● **DATASET RECORDS**
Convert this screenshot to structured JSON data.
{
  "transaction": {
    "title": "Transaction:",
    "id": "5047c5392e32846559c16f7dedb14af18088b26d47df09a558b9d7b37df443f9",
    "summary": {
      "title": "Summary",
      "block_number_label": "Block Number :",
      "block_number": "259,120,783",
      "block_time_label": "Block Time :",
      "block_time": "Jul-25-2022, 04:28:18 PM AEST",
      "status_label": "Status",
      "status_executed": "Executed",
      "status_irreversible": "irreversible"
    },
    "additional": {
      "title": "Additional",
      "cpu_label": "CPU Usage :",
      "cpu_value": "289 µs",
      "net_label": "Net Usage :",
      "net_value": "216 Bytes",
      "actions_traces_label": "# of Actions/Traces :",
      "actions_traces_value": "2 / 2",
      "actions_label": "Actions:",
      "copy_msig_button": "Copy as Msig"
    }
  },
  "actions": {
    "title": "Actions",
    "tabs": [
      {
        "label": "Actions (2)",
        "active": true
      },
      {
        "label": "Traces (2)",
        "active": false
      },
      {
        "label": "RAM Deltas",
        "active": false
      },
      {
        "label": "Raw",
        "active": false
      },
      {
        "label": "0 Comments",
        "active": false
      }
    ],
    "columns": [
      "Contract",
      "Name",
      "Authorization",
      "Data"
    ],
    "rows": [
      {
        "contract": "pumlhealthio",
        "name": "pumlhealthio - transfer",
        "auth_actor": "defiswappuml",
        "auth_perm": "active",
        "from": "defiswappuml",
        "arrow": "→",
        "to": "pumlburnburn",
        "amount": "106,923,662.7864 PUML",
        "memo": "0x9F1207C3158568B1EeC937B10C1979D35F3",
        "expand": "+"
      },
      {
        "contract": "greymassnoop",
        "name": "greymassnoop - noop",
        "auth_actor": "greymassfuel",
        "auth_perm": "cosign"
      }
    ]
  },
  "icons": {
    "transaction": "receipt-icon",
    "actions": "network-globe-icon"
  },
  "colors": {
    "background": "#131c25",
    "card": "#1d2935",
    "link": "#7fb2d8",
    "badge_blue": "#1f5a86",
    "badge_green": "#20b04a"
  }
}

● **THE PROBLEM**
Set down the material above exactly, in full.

● **RESULT BELOW**
Convert this screenshot to structured JSON data.
{
  "transaction": {
    "title": "Transaction:",
    "id": "5047c5392e32846559c16f7dedb14af18088b26d47df09a558b9d7b37df443f9",
    "summary": {
      "title": "Summary",
      "block_number_label": "Block Number :",
      "block_number": "259,120,783",
      "block_time_label": "Block Time :",
      "block_time": "Jul-25-2022, 04:28:18 PM AEST",
      "status_label": "Status",
      "status_executed": "Executed",
      "status_irreversible": "irreversible"
    },
    "additional": {
      "title": "Additional",
      "cpu_label": "CPU Usage :",
      "cpu_value": "289 µs",
      "net_label": "Net Usage :",
      "net_value": "216 Bytes",
      "actions_traces_label": "# of Actions/Traces :",
      "actions_traces_value": "2 / 2",
      "actions_label": "Actions:",
      "copy_msig_button": "Copy as Msig"
    }
  },
  "actions": {
    "title": "Actions",
    "tabs": [
      {
        "label": "Actions (2)",
        "active": true
      },
      {
        "label": "Traces (2)",
        "active": false
      },
      {
        "label": "RAM Deltas",
        "active": false
      },
      {
        "label": "Raw",
        "active": false
      },
      {
        "label": "0 Comments",
        "active": false
      }
    ],
    "columns": [
      "Contract",
      "Name",
      "Authorization",
      "Data"
    ],
    "rows": [
      {
        "contract": "pumlhealthio",
        "name": "pumlhealthio - transfer",
        "auth_actor": "defiswappuml",
        "auth_perm": "active",
        "from": "defiswappuml",
        "arrow": "→",
        "to": "pumlburnburn",
        "amount": "106,923,662.7864 PUML",
        "memo": "0x9F1207C3158568B1EeC937B10C1979D35F3",
        "expand": "+"
      },
      {
        "contract": "greymassnoop",
        "name": "greymassnoop - noop",
        "auth_actor": "greymassfuel",
        "auth_perm": "cosign"
      }
    ]
  },
  "icons": {
    "transaction": "receipt-icon",
    "actions": "network-globe-icon"
  },
  "colors": {
    "background": "#131c25",
    "card": "#1d2935",
    "link": "#7fb2d8",
    "badge_blue": "#1f5a86",
    "badge_green": "#20b04a"
  }
}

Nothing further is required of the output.